- Prompt:
If a line in the records contains the string "screenshot", show that line.

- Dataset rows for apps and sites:
▽
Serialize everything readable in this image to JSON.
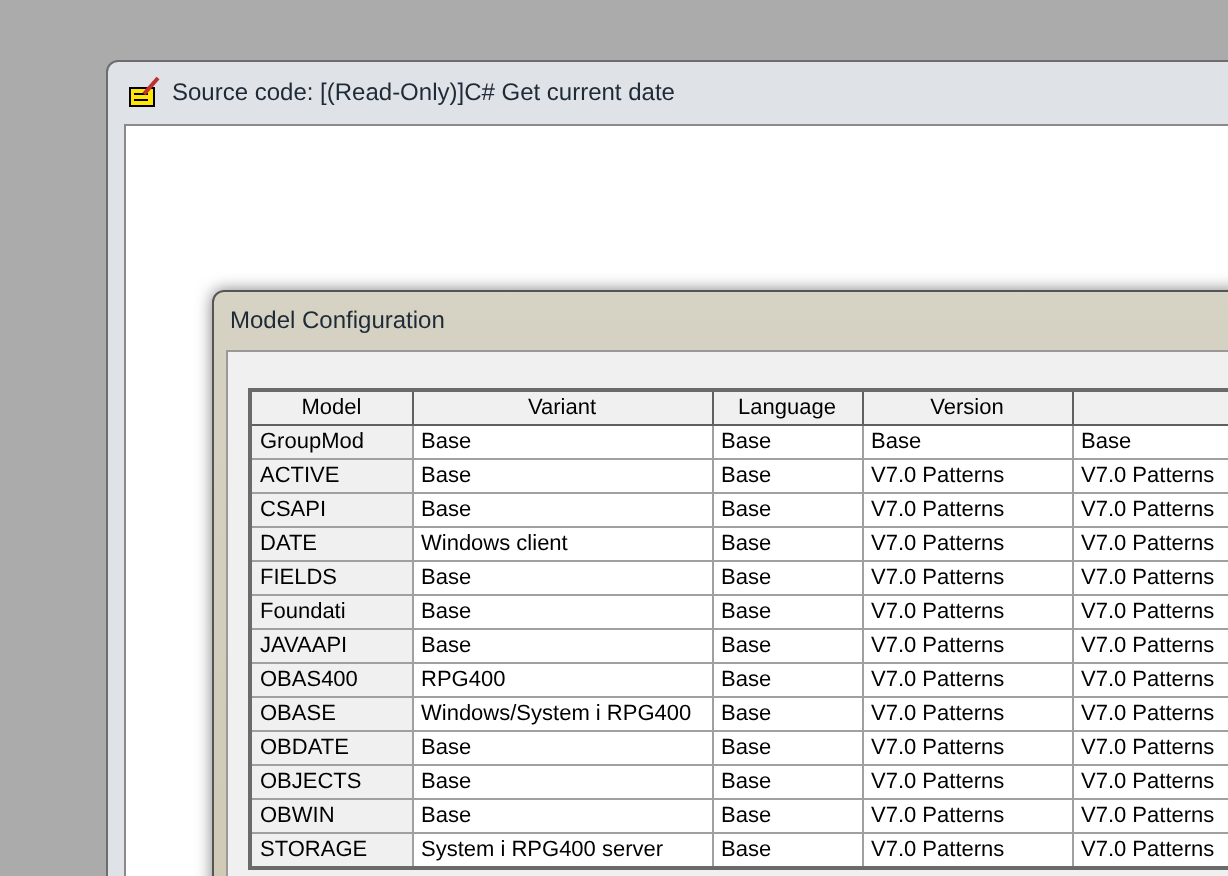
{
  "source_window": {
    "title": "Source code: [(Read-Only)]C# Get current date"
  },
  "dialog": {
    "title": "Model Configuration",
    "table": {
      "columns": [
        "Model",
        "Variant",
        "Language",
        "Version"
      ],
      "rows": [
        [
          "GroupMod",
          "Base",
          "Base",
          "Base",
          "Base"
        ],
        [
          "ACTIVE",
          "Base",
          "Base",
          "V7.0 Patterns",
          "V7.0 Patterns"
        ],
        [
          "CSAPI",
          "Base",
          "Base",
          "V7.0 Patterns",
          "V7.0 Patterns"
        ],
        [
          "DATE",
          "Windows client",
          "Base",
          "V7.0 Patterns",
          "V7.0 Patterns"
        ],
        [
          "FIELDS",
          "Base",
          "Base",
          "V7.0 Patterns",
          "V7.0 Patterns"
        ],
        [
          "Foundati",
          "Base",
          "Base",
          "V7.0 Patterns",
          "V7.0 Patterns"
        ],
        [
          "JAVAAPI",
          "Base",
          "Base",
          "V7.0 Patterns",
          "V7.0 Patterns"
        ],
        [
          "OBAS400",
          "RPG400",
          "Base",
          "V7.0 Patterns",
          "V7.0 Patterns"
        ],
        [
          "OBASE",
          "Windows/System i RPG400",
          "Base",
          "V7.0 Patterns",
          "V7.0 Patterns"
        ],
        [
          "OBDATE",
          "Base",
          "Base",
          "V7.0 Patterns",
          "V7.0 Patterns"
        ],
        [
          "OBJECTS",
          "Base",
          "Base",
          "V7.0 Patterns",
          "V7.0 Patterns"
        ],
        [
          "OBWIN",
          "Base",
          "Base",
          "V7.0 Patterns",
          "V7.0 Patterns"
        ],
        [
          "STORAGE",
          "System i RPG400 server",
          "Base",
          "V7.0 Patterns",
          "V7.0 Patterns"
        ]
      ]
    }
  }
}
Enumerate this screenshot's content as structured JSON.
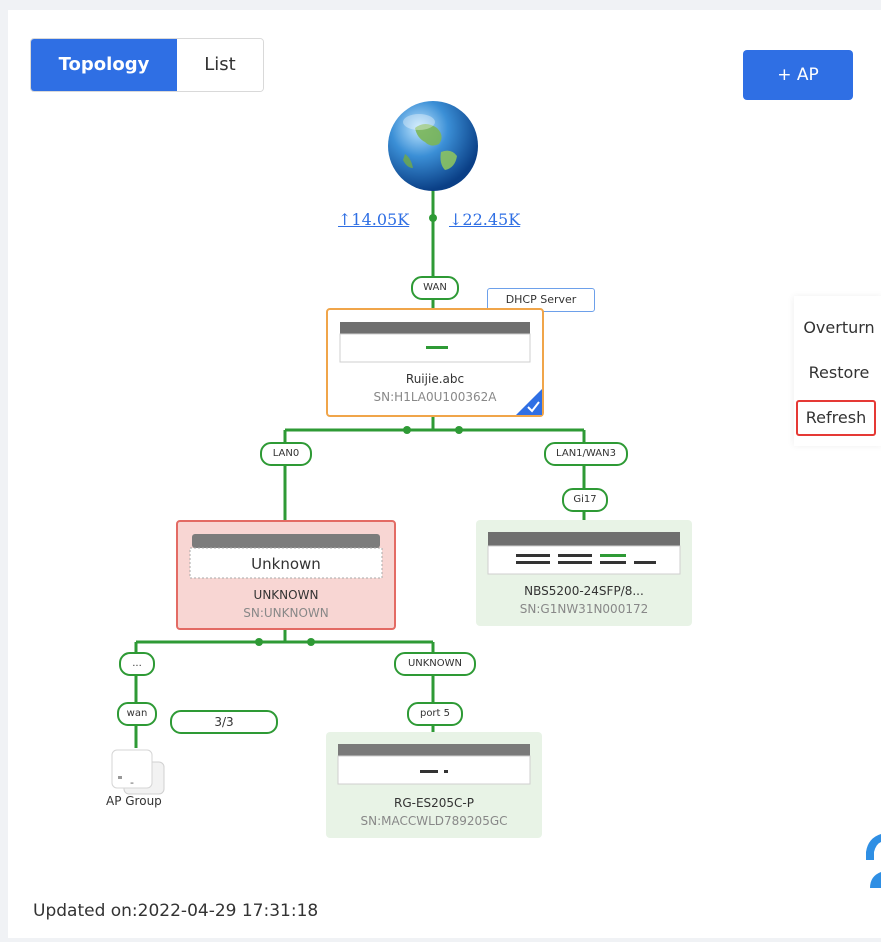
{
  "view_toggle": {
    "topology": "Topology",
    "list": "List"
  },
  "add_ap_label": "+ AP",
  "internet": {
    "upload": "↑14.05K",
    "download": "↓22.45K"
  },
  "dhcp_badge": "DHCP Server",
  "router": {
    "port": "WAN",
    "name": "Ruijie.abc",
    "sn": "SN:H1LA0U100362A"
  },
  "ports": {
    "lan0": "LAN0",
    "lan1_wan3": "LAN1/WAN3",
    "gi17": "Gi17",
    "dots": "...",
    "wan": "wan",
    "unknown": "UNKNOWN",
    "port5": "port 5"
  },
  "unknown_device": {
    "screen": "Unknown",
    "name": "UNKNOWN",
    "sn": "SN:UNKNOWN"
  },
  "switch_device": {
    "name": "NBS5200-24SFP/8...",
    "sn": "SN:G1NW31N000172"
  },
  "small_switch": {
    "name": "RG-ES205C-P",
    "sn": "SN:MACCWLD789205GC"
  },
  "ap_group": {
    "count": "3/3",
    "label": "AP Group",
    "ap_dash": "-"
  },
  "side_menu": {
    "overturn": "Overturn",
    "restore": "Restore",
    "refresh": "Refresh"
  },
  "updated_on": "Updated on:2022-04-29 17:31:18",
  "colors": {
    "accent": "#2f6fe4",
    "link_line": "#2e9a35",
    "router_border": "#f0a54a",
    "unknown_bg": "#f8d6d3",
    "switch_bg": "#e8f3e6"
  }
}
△
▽
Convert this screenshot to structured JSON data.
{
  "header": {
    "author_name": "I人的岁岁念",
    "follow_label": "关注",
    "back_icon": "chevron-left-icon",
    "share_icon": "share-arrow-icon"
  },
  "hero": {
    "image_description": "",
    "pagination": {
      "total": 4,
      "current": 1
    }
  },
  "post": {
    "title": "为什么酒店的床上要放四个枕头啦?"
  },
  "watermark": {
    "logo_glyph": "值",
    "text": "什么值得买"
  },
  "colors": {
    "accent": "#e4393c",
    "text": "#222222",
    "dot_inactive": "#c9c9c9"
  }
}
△
- Task answer:
Enumerate this screenshot's content as structured JSON.
Convert this screenshot to structured JSON data.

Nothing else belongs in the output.